Mercury Prize finalists to be announced


The range of finalists for the UK's most prestigious music award, the Mercury Prize, highlights the strength and diversity of the country's thriving music industry, shortlisted artists said.

Twelve acts have been shortlisted for the accolade - including Florence + The Machine, Jamie xx and Roisin Murphy - which will be announced at London's BBC Brodcasting House in a matter of hours.

Host DJ Lauren Laverne said it was difficult to pick a winner, but the award represented an invaluable opportunity for any nominee.

She said: "For an up-and-coming artist, it's a chance to spotlight their work and bring it to new audiences, and for an established artists it's a chance to see them judged on their own creative merits, rather than other things like how many records they've sold that year."

Soak - 19-year-old Belfast born Bridie Monds-Watson - has been nominated for her debut album Before We Forgot How To Dream and described the red carpet experience as "surreal".

The singer songwriter began writing from the age of 13, but said she had learned from touring with musicians she admires since then.

She said: "Now I know how to write songs properly, whereas before I was kind of just like 'this sounds good'."

Monds-Watson added: "Just to be on the shortlist is nothing I ever saw coming at all."

Former Supergrass frontman Gaz Coombes - nominated for his album Matador - said the shortlist spoke volumes of the calibre of the UK's music industry.

He said: "I think it's varied, it's exciting, it's thriving."
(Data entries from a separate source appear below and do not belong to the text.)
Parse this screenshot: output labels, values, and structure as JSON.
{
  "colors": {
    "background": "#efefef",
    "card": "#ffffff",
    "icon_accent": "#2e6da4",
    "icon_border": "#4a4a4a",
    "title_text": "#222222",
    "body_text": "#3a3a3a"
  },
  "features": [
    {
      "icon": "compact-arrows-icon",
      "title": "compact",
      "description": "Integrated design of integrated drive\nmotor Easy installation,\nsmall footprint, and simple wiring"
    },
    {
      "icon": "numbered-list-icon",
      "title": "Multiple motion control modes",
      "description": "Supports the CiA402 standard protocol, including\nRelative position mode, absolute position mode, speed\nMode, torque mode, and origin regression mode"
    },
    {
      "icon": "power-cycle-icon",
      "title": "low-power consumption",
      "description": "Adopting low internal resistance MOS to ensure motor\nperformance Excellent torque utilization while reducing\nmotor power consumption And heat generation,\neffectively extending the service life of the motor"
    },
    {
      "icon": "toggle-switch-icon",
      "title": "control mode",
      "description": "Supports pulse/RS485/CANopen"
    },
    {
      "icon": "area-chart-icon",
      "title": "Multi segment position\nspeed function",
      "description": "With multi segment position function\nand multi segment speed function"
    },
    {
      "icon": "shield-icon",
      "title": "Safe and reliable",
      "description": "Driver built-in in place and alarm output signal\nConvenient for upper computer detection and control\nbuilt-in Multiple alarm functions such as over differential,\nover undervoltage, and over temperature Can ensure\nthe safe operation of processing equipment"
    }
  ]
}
Coombes added: "I think music is evolving in a really cool way. I think you can hear it on this list - it's really varied in terms of genre."

The shortlist was a "broad spectrum of greatness" according to Roisin Murphy, whose third record Hairless Toys caught the judges' attention eight years after her last album.

She said: "I was making records, I wasn't so far away from music ever. I never felt panicked that I was never going to make music again."

Judge Anna Calvi said even being nominated could be a huge boost for any musician.

She said: "It really helps an artist's sense that they've really achieved something and that their work is recognised, even if it's not necessarily the most commercially-successful album."

Calvi said the panel looked for a combination of factors when decision a winner, including a "sense of identity" in the artist.

She said: "It's an album that somehow recognises what's happening in 2015. You would be able to look back and say the record somehow sums up something about this year. A vision that you can perhaps see growing a career."

Florence's How Big, How Blue, How Beautiful will compete against established acts such as former nominee Ghostpoet's third offering Shedding Skin.

Nominated for his debut album Architect - made in his bedroom in Glasgow - is Scottish composer C Duncan, who will face down newcomers Wolf Alice with My Love Is Cool, punk duo Slaves and their album Are You Satisfied?, Zimbabwean-born folk singer Eska's eponymous offering and first-time nominee Benjamin Clementine's acclaimed album At Least For Now.

Aphex Twin's Syro rounds out the dozen nominees.

The winner will be announced around 10.30pm tonight.